This story does not begin with a “once upon a time” or end with a “happily ever after.”
Throughout my life, there have been periods of time in which I have been under a lot of stress and that has resulted in anxiety and insomnia. Finally it got to the point that I sought out help. I went to a counselor for a period of six months and thought I was “cured.”
But now here I am. Twenty-years old and living at home, not working or going to school, while I heal from the traumatic end of my beloved mission in Chicago, Illinois.
Looking back, it is crazy to think that the whole process of deciding to go on a mission including filling out my papers, receiving my call, going to the MTC, and being out in the field is already over. Even now as I write this I am weeping. It truly is a gift to weep. It is not one that I have been able to use often in my life, but it helps me to feel the pain and let it out in a physical way.

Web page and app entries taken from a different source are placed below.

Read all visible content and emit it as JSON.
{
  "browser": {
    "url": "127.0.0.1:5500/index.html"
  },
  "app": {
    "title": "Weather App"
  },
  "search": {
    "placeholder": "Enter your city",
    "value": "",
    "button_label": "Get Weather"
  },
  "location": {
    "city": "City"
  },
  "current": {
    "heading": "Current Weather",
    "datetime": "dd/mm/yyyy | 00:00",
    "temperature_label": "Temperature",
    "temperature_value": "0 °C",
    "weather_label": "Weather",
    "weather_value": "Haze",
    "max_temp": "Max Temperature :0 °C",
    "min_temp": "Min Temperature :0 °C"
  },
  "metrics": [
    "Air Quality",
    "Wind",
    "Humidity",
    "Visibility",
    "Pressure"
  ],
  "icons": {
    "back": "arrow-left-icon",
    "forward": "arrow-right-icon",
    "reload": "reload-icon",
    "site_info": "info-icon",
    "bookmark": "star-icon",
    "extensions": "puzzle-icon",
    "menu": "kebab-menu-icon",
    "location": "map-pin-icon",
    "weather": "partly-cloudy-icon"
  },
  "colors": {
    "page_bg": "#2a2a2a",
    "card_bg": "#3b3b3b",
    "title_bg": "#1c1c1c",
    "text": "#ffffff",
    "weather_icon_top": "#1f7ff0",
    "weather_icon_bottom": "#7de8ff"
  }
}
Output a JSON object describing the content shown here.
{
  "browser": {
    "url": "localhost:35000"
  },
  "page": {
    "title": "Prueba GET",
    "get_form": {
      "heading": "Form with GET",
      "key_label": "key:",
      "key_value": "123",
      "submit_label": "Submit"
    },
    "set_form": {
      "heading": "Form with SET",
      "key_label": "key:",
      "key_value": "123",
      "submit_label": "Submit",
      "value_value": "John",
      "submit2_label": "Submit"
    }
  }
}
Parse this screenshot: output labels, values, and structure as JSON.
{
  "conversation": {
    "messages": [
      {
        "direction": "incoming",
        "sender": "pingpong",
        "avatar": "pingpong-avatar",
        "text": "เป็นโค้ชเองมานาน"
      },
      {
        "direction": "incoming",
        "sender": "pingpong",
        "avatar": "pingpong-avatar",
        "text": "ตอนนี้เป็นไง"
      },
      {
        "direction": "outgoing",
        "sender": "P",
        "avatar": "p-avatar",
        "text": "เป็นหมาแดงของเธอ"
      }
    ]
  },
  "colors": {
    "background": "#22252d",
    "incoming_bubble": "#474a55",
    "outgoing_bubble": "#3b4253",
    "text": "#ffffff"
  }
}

Anxiety and insomnia reared its ugly head once again towards the end of my mission when a perfect storm for stress occurred. I was serving in a densely populated area of Uptown Chicago. We traveled and contacted by bus and by train. The people in that area are diverse. They come from all over the world--China to Montenegro to the Philippines. I had recently switched companions and my ward boundaries had just changed. With my history of anxiety, it was a recipe for disaster.
My companion and I called our mission president for what we thought would just be helpful priesthood blessings. Little did I know at the time, the information we both shared with him showing the stress I was under would result in my coming home to heal.
Until I could get home the following Monday, I was put on medication that caused me to not feel like myself. Being watched over by everyone in the mission home and subsequently back here at home has made me feel like a child, though I know they only do what they do out of love.
I have since started going to counseling and have received medication, which is more tailored to my specific case. For now, I am home to heal. After spending the last four months on my mission trying to focus outward, this has been a major struggle for me to focus on my own needs.
This difficult experience has taught me to more trust in my Heavenly Father. I have been able to forge a relationship with Him that surpasses all. Sometimes I just get down on my knees and don’t say a word, I just give Him my indescribable feelings and feel of His complete love and acceptance for me in return.
I know that my Savior Jesus Christ has been walking alongside me throughout this whole journey. He has already walked the path that I now trod. I stumble, I fall, and He is there to pick me up. He is there to help me heal. At times I can’t even feel His presence, but I know without a doubt that He is there. I know my Redeemer lives. I know that He has suffered pains beyond my imagination. It is difficult to even put into words my love and admiration for Him.
He has suffered the pains of all those that I met in Chicago. He has suffered for all the pains of those who have gone before me and who will ever be on this earth. And He knows your pains. He knows you perfectly. No one else can understand you perfectly, but He can.
I am so grateful for this experience because it has deepened my love for my Savior and for my Father in Heaven. I’m so grateful to feel of that love through the Spirit. My love and compassion for others has grown as well.
So even though there are so many things I wish I could have, I know that Heavenly Father is omnipotent and omniscient. He knows me perfectly. He knows what is best for me.
I trust in Him.